- Dollar-Cost Averaging is an investment strategy for long-term value investing, not short-term gains.
- Dollar-Cost Averaging is a good approach for inexperienced or passive investors.
- Dollar-cost averaging in Bitcoin can generate high growth for investors.
What is Dollar-Cost Averaging?
Dollar-cost averaging, also known as the constant dollar plan, is an investment strategy wherein an investor divides their planned total investment amount into periodic payments. These payments are usually made monthly or weekly, and can be automated with select investment partners. An investor will choose a dollar-cost averaging strategy in an effort to reach their total investment goal while mitigating the risk associated with the volatility of the asset price. Dollar-cost averaging is a value investing strategy most beneficial for an investor seeking long-term value from their investment.
This strategy is used in 401(k) plans because the money is invested on regular intervals based on paychecks. Doll-Cost averaging makes sense under the assumption that the chosen asset will increase in value long-term, but will experience volatility along the way.
What are the Benefits of Dollar-Cost Averaging?
There are many benefits to dollar-cost averaging that make it an attractive investment strategy for investors:
Automation. Purchase can be scheduled for set time intervals throughyour River investment account, allowing your investment to grow with relatively little oversight.
- Lower Risk. Dollar-cost averaging allows investors to mitigate risk by buying at many different prices as the price of the asset fluctuates between their recurring purchases. In this way, dollar-cost averaging can lower an investor’s exposure to volatility and keep their average cost basis closer to the current price of the asset.Without dollar-cost averaging an investor runs the risk of buying a large quantity of an asset near a local price maximum.
- Passivity and Simplicity. Because dollar-cost averaging is a long-term investment strategy that isn’t based on purchasing at specific price points, it requires less attention, expertise, and analysis from an investor. Combine these qualities with automation, and it’s possible to achieve long-term asset growth without having to commit much oversight to your investment.
To illustrate the outcome of dollar-cost averaging into Bitcoin, let us examine a historical example. An investor wants to invest $12,000 in Bitcoin over a 12-month period, beginning in October 2018. One year later, the investor’s original $12,000 investment, invested at a rate of $1,000 per month, would be worth $21,742.26.
Despite the volatility of Bitcoin’s price during this period of time, dollar-cost averaging allowed the investor to manage the risk and achieve long-term growth of their investment.

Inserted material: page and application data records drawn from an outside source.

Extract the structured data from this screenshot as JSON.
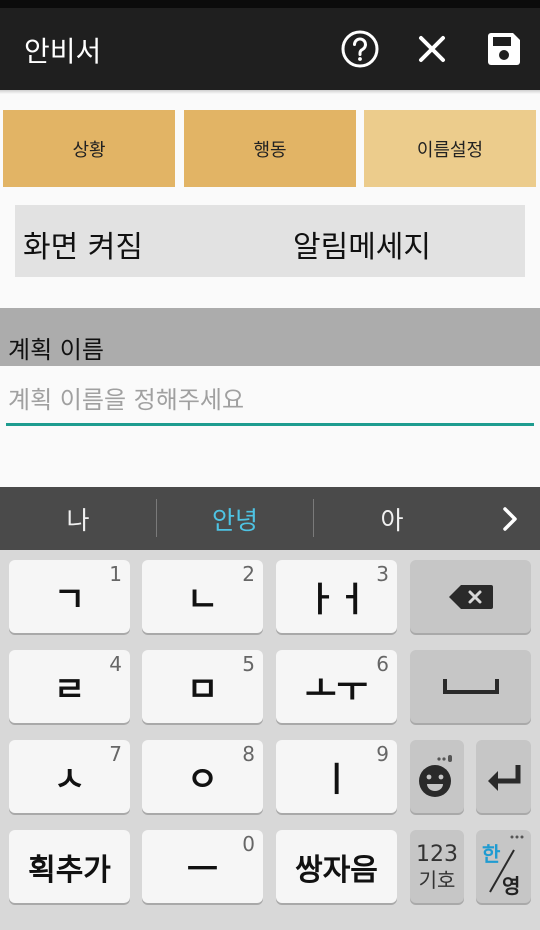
{
  "app": {
    "title": "안비서",
    "icons": {
      "help": "help-circle-icon",
      "close": "close-icon",
      "save": "save-icon"
    }
  },
  "tabs": [
    {
      "label": "상황"
    },
    {
      "label": "행동"
    },
    {
      "label": "이름설정"
    }
  ],
  "summary": {
    "condition": "화면 켜짐",
    "action": "알림메세지"
  },
  "plan_name": {
    "header": "계획 이름",
    "value": "",
    "placeholder": "계획 이름을 정해주세요"
  },
  "colors": {
    "appbar": "#1f1f1f",
    "tab": "#e2b465",
    "tab_active": "#eccc8c",
    "input_underline": "#1d9c8f",
    "suggestion_highlight": "#4ec3e3"
  },
  "keyboard": {
    "suggestions": [
      "나",
      "안녕",
      "아"
    ],
    "suggestion_next_icon": "chevron-right-icon",
    "rows": [
      [
        {
          "label": "ㄱ",
          "num": "1"
        },
        {
          "label": "ㄴ",
          "num": "2"
        },
        {
          "label": "ㅏㅓ",
          "num": "3"
        },
        {
          "label": "backspace",
          "icon": "backspace-icon"
        }
      ],
      [
        {
          "label": "ㄹ",
          "num": "4"
        },
        {
          "label": "ㅁ",
          "num": "5"
        },
        {
          "label": "ㅗㅜ",
          "num": "6"
        },
        {
          "label": "space",
          "icon": "space-bar-icon"
        }
      ],
      [
        {
          "label": "ㅅ",
          "num": "7"
        },
        {
          "label": "ㅇ",
          "num": "8"
        },
        {
          "label": "ㅣ",
          "num": "9"
        },
        {
          "label": "emoji",
          "icon": "emoji-mic-icon"
        },
        {
          "label": "enter",
          "icon": "enter-icon"
        }
      ],
      [
        {
          "label": "획추가"
        },
        {
          "label": "ㅡ",
          "num": "0"
        },
        {
          "label": "쌍자음"
        },
        {
          "label": "123",
          "sub": "기호"
        },
        {
          "label": "한",
          "sub": "영"
        }
      ]
    ]
  }
}
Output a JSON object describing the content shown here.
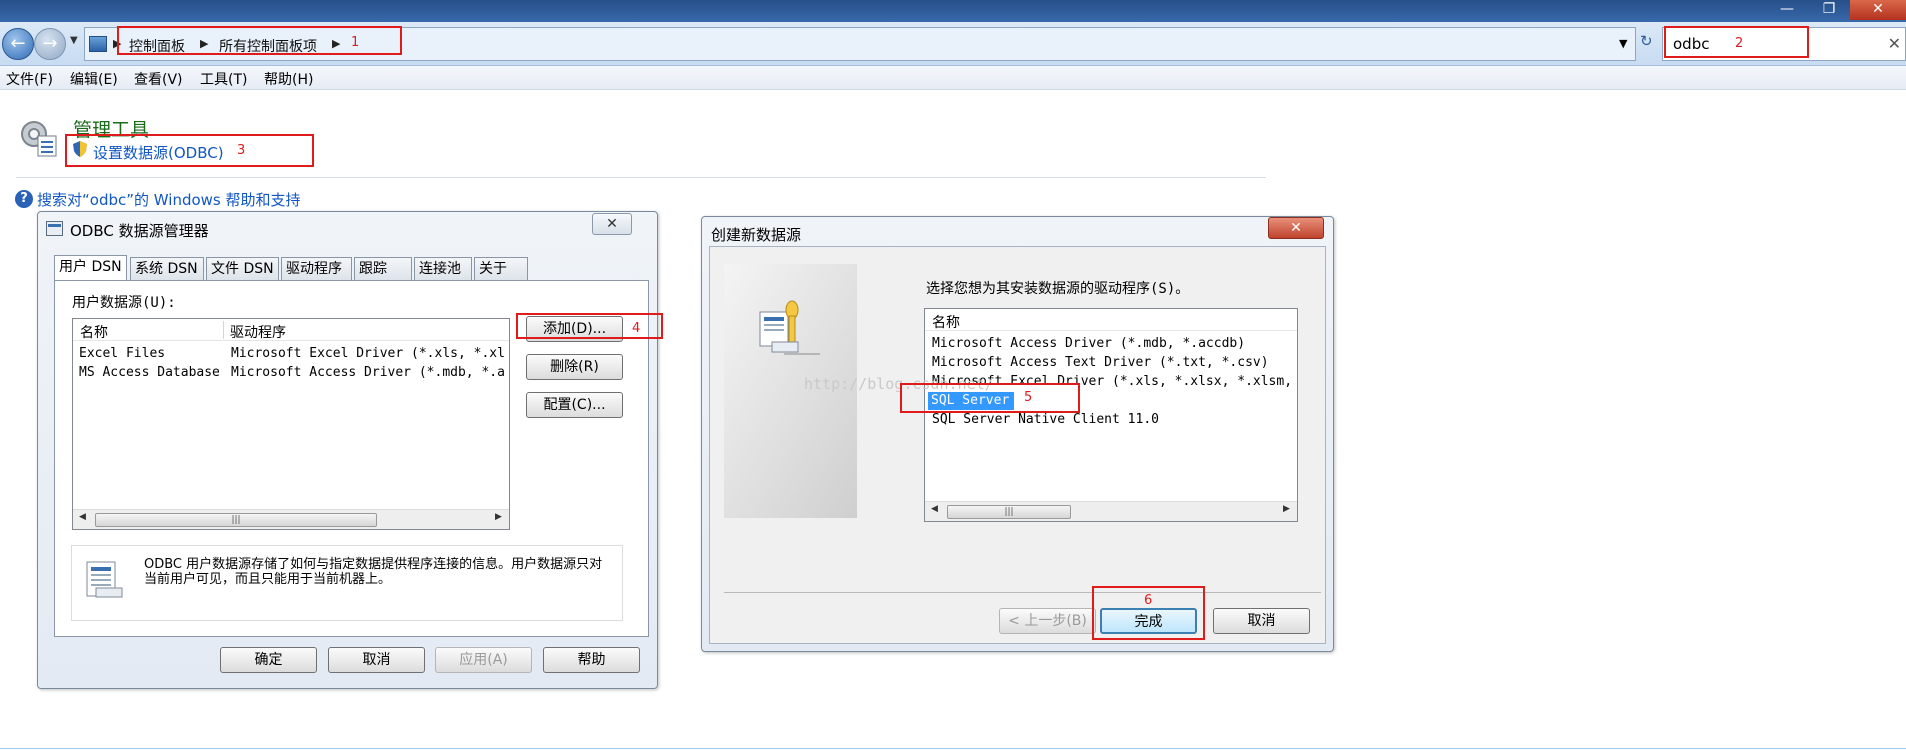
{
  "explorer": {
    "breadcrumb": [
      "控制面板",
      "所有控制面板项"
    ],
    "search_value": "odbc",
    "search_clear": "✕",
    "menu": [
      "文件(F)",
      "编辑(E)",
      "查看(V)",
      "工具(T)",
      "帮助(H)"
    ],
    "result_heading": "管理工具",
    "result_link": "设置数据源(ODBC)",
    "help_link": "搜索对“odbc”的 Windows 帮助和支持"
  },
  "annotations": [
    "1",
    "2",
    "3",
    "4",
    "5",
    "6"
  ],
  "odbc_dialog": {
    "title": "ODBC 数据源管理器",
    "tabs": [
      "用户 DSN",
      "系统 DSN",
      "文件 DSN",
      "驱动程序",
      "跟踪",
      "连接池",
      "关于"
    ],
    "list_label": "用户数据源(U):",
    "columns": [
      "名称",
      "驱动程序"
    ],
    "rows": [
      [
        "Excel Files",
        "Microsoft Excel Driver (*.xls, *.xl"
      ],
      [
        "MS Access Database",
        "Microsoft Access Driver (*.mdb, *.a"
      ]
    ],
    "side_buttons": [
      "添加(D)...",
      "删除(R)",
      "配置(C)..."
    ],
    "info_text": "ODBC 用户数据源存储了如何与指定数据提供程序连接的信息。用户数据源只对当前用户可见，而且只能用于当前机器上。",
    "buttons": {
      "ok": "确定",
      "cancel": "取消",
      "apply": "应用(A)",
      "help": "帮助"
    }
  },
  "new_source_dialog": {
    "title": "创建新数据源",
    "prompt": "选择您想为其安装数据源的驱动程序(S)。",
    "column": "名称",
    "drivers": [
      "Microsoft Access Driver (*.mdb, *.accdb)",
      "Microsoft Access Text Driver (*.txt, *.csv)",
      "Microsoft Excel Driver (*.xls, *.xlsx, *.xlsm,",
      "SQL Server",
      "SQL Server Native Client 11.0"
    ],
    "selected_driver": "SQL Server",
    "watermark": "http://blog.csdn.net/",
    "buttons": {
      "back": "< 上一步(B)",
      "finish": "完成",
      "cancel": "取消"
    }
  },
  "colors": {
    "annotation": "#e01b1b",
    "link": "#1156c4",
    "selection": "#3399ff",
    "heading": "#1a6b1a"
  }
}
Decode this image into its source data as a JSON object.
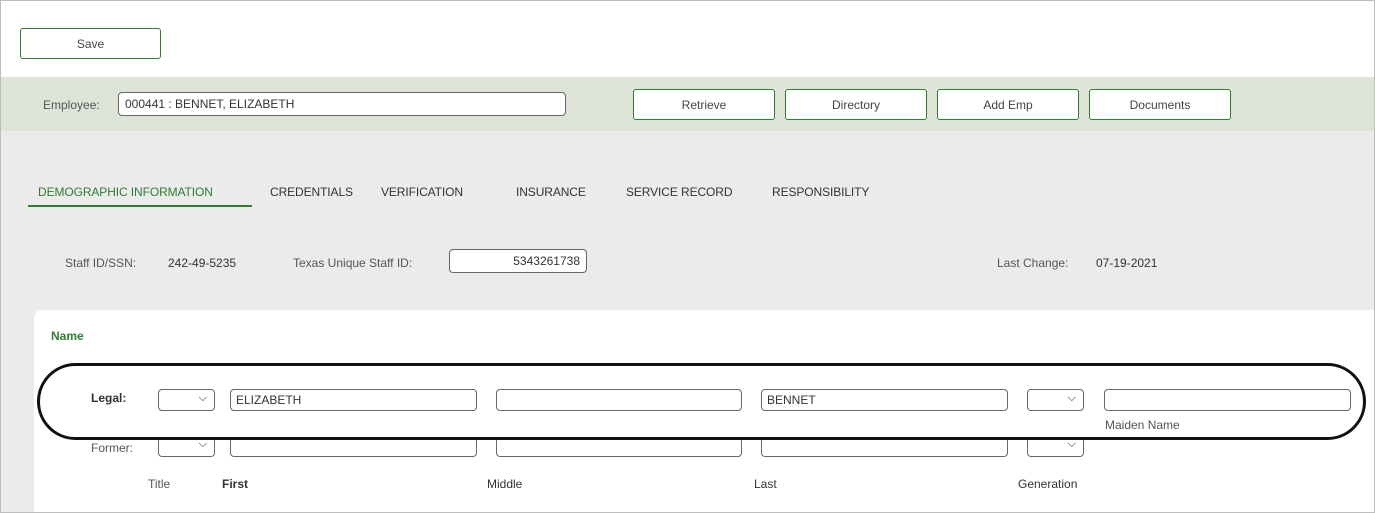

Alternatively, if the investor had invested all $12,000.00 upfront it would only be worth $15,143.56 one year later.
Dollar-cost averaging removes emotions from trading. Many investors attempting to time the market will sell when a price is low out of panic or buy when a price is high due to fear of missing out. Trying to time the market often harms investors long-term returns. Dollar-cost averaging eliminates the need to time the market.
What are the Drawbacks of Dollar-Cost Averaging?
Dollar-cost averaging is known for being a straightforward, lower-risk long-term investment strategy. However, it’s not the right investment strategy for every investor. Depending on your investment goals, there are some facets of dollar-cost averaging worth considering before investing:
- Mild Returns. Dollar-cost averaging can successfully circumvent an asset’s volatility, but in doing so it misses out on ultra-high returns in favor of more normative return rates. If an investor is seeking a high investment return, dollar-cost averaging may not be the best strategy.
- Higher Fees. When dollar-cost averaging, the investment made in each period is much lower than a lump-sum investment. As such, fees might be higher when buying in smaller amounts. If an investor is investing with a financial institution that charges higher relative fees for smaller amounts, or is generally weary of paying fees, there may be more efficient investment strategies for them.
- Capital Inefficiency. Properly deployed capital is expected to increase in value over time. For this reason money today is always better than money tomorrow. However, dollar-cost averaging delays the time to capital deployment, negating the value of having money which could have been invested earlier.
Why DCA Bitcoin?
Dollar-cost averaging is a widely-used investment strategy across many asset classes, as well as Bitcoin. Dollar-cost averaging is well suited for Bitcoin because Bitcoin is a volatile asset. It’s small market cap means the market can be moved by relatively small purchases. Dollar-cost averaging into Bitcoin allows inexperienced traders to participate in the growth opportunities of Bitcoin without being overwhelmed by price fluctuations and the intensive market analysis needed in alternative investment strategies. In addition, the projected long-term growth of Bitcoin is substantive, and dollar-cost averaging can position investors to realize these long-term gains for themselves while minimizing short-term volatility.
Notice: River Financial does not provide investment, financial, tax, or legal advice. The information provided is general and illustrative in nature and therefore is not intended to provide, and should not be relied on for, tax advice. We encourage you to consult the appropriate tax professional to understand your personal tax circumstances.